While some camera geeks are salivating over the possibilities of the new Nokia 808 PureView smartphone and its comparatively beefy 41-megapixel camera, researchers have recently unveiled a technique for capturing 50-gigapixel images, which they predict may hit the public in as little as five years.
Unless you're a camera nut (like me), most DSLRs will either look the same to you or are too expensive to even consider. Canon's new T4i camera attempts to differentiate by adding a touchscreen to make it easy for smartphone camera shooters to make the leap to a DSLR.
Here's an interesting concept from designer Brian Matanda: it's called Timeless Capture, and it wants you to be a little more dang sentimental about your photos. Timeless Capture automatically pushes your snaps to a married photo frame, so your memories are always on display. In fact, that's the only way to view them, as the camera as no LCD viewer of its own.

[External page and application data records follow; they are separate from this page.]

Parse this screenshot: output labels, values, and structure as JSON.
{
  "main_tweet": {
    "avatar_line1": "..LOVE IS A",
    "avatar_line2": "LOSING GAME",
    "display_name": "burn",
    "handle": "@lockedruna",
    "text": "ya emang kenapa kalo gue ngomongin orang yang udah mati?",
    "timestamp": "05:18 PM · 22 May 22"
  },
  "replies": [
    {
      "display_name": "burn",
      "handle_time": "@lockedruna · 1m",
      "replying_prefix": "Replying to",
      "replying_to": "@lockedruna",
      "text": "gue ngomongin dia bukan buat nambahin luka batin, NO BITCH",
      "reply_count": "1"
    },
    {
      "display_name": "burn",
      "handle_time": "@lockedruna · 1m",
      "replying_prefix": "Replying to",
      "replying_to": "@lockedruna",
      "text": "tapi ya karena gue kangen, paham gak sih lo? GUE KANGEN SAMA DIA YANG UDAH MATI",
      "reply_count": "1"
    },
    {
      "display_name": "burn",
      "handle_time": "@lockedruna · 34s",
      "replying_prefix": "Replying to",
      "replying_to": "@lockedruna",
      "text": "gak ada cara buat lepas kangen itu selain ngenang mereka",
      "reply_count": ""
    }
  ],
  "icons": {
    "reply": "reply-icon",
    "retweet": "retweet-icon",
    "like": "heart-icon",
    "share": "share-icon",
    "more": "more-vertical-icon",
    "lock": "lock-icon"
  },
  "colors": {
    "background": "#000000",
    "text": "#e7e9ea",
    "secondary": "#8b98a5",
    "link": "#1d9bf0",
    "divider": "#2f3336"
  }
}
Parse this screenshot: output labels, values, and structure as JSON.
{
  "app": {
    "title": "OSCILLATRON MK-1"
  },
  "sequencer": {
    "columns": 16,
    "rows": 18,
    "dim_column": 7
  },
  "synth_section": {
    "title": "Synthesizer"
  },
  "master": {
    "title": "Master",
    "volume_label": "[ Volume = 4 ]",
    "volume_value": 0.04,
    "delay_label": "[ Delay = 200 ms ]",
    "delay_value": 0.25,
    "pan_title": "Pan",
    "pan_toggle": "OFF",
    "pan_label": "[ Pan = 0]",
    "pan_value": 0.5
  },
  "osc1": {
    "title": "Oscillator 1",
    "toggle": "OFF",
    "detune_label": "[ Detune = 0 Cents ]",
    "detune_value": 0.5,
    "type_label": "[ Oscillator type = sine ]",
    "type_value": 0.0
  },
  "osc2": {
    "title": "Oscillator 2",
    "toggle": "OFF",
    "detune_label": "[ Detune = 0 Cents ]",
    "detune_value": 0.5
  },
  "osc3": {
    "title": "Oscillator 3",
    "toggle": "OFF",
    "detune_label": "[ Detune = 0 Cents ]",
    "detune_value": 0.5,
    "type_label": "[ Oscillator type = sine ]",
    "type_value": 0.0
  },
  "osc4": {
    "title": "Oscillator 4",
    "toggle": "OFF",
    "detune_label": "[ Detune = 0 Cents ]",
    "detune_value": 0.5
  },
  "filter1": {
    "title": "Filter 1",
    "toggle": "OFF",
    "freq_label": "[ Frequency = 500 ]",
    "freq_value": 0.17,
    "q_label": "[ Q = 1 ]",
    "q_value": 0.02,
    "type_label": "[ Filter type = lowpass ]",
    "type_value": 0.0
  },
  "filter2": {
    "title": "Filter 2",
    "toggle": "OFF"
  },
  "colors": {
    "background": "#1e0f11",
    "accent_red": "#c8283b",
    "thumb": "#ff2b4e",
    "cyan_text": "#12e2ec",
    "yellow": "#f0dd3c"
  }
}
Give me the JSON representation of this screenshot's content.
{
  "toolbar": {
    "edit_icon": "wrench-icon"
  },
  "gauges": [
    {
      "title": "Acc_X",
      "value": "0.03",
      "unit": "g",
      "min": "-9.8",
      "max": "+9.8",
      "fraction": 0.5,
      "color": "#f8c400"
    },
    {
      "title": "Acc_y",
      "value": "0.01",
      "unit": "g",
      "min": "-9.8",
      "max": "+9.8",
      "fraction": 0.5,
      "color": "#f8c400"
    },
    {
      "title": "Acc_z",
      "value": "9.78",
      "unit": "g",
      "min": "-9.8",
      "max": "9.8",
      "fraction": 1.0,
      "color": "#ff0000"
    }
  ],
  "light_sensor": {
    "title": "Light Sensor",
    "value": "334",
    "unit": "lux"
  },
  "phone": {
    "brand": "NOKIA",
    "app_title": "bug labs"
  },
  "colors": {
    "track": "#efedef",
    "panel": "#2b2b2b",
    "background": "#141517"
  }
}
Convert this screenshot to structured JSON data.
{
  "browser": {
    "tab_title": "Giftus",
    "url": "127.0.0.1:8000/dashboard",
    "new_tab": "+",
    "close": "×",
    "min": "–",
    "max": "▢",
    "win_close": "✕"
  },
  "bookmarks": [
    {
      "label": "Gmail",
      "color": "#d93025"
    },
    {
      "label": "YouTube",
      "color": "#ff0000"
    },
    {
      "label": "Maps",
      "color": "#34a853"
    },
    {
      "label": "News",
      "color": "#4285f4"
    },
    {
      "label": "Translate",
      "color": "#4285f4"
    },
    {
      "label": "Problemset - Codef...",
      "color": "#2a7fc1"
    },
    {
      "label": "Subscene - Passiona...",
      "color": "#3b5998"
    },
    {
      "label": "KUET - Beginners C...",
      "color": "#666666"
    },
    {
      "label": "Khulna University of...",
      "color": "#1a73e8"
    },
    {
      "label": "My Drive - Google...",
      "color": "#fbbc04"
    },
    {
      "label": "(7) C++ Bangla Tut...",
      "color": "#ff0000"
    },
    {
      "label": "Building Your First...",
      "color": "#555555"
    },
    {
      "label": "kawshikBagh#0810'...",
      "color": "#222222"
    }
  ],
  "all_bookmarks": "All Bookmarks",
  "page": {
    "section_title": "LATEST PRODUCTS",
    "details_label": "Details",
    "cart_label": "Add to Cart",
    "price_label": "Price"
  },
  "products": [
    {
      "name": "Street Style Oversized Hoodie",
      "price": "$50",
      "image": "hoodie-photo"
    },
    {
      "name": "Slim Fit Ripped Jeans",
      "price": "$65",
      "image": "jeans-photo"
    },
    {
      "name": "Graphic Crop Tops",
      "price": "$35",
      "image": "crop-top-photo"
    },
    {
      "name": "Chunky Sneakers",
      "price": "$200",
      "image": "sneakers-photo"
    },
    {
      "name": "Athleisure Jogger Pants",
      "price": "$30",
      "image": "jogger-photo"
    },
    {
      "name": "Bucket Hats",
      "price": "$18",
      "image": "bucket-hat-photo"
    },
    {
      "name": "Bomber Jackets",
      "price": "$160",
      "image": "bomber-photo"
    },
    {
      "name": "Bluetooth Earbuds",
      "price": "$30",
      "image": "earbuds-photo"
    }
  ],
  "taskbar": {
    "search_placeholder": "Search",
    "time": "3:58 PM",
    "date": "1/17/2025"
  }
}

There's no doubt that people absolutely love Instagram. The photo sharing network might be on the top favorite app lists of many an iOS and Android user, but what if Instagram was an actual camera that could print out all of your hipster photos? Like, maybe this camera concept by ADR Studio? Yes, please!
3D filmmaker and deep ocean diver James Cameron has an idea that he thinks will convince more "A-list" directors to put out 3D content.
Billy Brown's "Camera Collection" includes over 100 cameras, lenses, and accessories done up in the most geeky, nerdy and retro way possible: with boxy pixels. Brown's pixels aren't just pretty to look at, they prove that good design is iconic, transcends time and that even in primitive form, people can identify them.
Before all the Instagram and Pintrest users start to panic, let's clarify. This camera doesn't do away with your images — it is a device that sends your captured image to humans who then describe your photo in words.
Raise your hand if you've ever used a projector camera or projector phone for anything but failing to impress people with the fact that you have a projector camera or a projector phone. Okay, if you have your hand up, use it to smack yourself for buying a useless gimmick, and then start praying that this projector viewfinder idea will actually happen.
Back before the age of ubiquitous digital camera set-ups, Hollywood directors and fashion photographers made finger framing a scene or person the universal symbol for the path to stardom. Amazingly, that simple gesture now powers a real camera.
Photos and photo apps are a part of our everyday life now thanks to our mobile phones. A big downside is that in most cases we never print the photos — they stay in the virtual world. Wouldn't it just be nice to be able to print one out every now and then?